—First, the poll is not very significant in electoral terms, because most of those surveyed are Hispanics from Western states, which tend to vote overwhelmingly Democrat anyway. What will really count in November will be the Hispanic vote in swing states, such as Florida, Arizona and Colorado, several Republican strategists told me.

“Governor Romney has done well in states with large Hispanic populations, such as Nevada, Arizona and Florida,” Romney spokesman Alberto Martinez told me. “As his vision on creating jobs and rebuilding the economy is compared to Barack Obama’s abysmal record of the past three years, Gov. Romney will continue to be successful among Hispanics nationally.”

Romney won 3 percent of the Hispanic vote in Arizona’s recent primary, compared to 24 percent for Republican rival Rick Santorum. In Florida, Romney won 54 percent of the Hispanic vote compared to 29 percent for Santorum, according to CNN exit polls.

—Second, all polls agree that the most pressing issues for Hispanics are jobs and the economy. That’s what will really count on Election Day, much more than immigration or other issues, they say.

—Third, many Latino Democrats may stay at home on Election Day because they are disenchanted by the president’s record on the economy, his failure to deliver on immigration reform, and the record number of Hispanics deported during his term.
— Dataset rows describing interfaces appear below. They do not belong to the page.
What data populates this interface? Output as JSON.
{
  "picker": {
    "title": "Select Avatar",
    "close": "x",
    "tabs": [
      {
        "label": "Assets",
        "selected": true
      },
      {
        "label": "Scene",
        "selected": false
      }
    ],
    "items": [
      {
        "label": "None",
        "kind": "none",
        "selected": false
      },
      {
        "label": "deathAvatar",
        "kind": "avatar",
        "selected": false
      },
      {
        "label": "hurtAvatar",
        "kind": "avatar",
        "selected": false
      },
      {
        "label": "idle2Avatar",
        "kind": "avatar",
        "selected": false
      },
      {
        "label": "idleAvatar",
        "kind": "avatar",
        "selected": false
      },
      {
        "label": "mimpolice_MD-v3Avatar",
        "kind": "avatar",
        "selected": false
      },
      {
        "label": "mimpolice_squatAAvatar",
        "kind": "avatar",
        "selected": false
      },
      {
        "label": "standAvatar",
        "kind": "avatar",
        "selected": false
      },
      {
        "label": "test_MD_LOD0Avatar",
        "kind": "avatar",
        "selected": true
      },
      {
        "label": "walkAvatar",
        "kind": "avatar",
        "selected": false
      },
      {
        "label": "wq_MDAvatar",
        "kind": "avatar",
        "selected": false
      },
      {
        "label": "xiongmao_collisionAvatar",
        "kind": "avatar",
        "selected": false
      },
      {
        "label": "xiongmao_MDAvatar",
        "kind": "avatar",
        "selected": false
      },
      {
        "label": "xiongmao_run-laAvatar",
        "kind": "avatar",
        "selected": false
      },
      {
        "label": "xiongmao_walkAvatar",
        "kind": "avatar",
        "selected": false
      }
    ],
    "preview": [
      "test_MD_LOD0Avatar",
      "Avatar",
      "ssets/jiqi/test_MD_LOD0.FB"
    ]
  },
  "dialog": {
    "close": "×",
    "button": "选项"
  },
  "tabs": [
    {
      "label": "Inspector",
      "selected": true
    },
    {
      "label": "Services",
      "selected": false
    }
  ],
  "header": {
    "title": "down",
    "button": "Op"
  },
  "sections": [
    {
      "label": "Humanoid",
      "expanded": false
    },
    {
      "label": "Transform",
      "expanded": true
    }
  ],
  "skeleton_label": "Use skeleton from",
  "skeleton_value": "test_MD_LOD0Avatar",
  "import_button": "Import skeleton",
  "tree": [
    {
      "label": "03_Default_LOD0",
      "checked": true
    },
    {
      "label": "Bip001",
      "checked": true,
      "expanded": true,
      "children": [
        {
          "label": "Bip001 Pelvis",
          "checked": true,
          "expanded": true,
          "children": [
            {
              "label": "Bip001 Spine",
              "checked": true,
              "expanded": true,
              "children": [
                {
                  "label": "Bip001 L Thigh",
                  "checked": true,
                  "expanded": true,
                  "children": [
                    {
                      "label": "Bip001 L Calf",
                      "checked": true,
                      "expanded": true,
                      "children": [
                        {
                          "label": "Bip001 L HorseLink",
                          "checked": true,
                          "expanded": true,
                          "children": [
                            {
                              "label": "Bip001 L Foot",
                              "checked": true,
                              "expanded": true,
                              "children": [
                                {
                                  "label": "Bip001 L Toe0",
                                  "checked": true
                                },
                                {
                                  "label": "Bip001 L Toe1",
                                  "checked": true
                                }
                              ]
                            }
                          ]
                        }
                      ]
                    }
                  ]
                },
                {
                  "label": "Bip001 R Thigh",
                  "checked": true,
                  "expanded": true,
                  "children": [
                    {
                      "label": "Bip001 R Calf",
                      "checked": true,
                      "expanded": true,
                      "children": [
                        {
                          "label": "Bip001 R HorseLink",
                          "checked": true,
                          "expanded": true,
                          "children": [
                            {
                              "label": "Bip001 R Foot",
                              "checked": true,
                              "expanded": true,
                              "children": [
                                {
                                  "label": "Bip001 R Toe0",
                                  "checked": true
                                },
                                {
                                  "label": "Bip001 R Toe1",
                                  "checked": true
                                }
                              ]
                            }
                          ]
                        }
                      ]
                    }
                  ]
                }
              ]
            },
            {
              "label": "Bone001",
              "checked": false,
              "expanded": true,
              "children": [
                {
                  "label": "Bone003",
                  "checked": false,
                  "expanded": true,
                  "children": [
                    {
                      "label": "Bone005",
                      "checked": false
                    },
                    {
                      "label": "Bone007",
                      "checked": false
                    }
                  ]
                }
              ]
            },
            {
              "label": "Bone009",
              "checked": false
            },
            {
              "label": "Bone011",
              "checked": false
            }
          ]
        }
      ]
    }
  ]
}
That can badly hurt Obama on Election Day, Republican strategists say.

A recent Pew Hispanic Center poll showed that Obama’s approval rate among Latinos has dropped from 58 percent in 2010 to 49 percent in 2011.

My opinion: Romney has a huge Latino vote problem. He will most likely try to overcome it by appointing a Latino politician — Sen. Marco Rubio, R-Fla., or New Mexico Gov. Susana Martinez, for instance — as his running mate. He may also go for former Florida Gov. Jeb Bush, a fluent Spanish speaker who is married to a Mexican.

But even with a Latino or a fluent Spanish-speaker on his ticket, Romney would have a hard time winning the 40 percent of the Latino vote pollsters say he would need to win the election. In his quest for support from the extreme right of his party, he has alienated most Hispanics.

Granted, Romney could make a big rhetorical U-turn on immigration issues after winning the Republican nomination, but I doubt that would be enough.

He will have to also change his stands on the Arizona law, the DREAM Act and other issues that are dear to Hispanics. Otherwise, as shown by the dismal 14 percent support among Latinos in the latest poll, he will be seen as the anti-Latino candidate, and will lose the November election.

Andres Oppenheimer is a Latin America correspondent for the Miami Herald.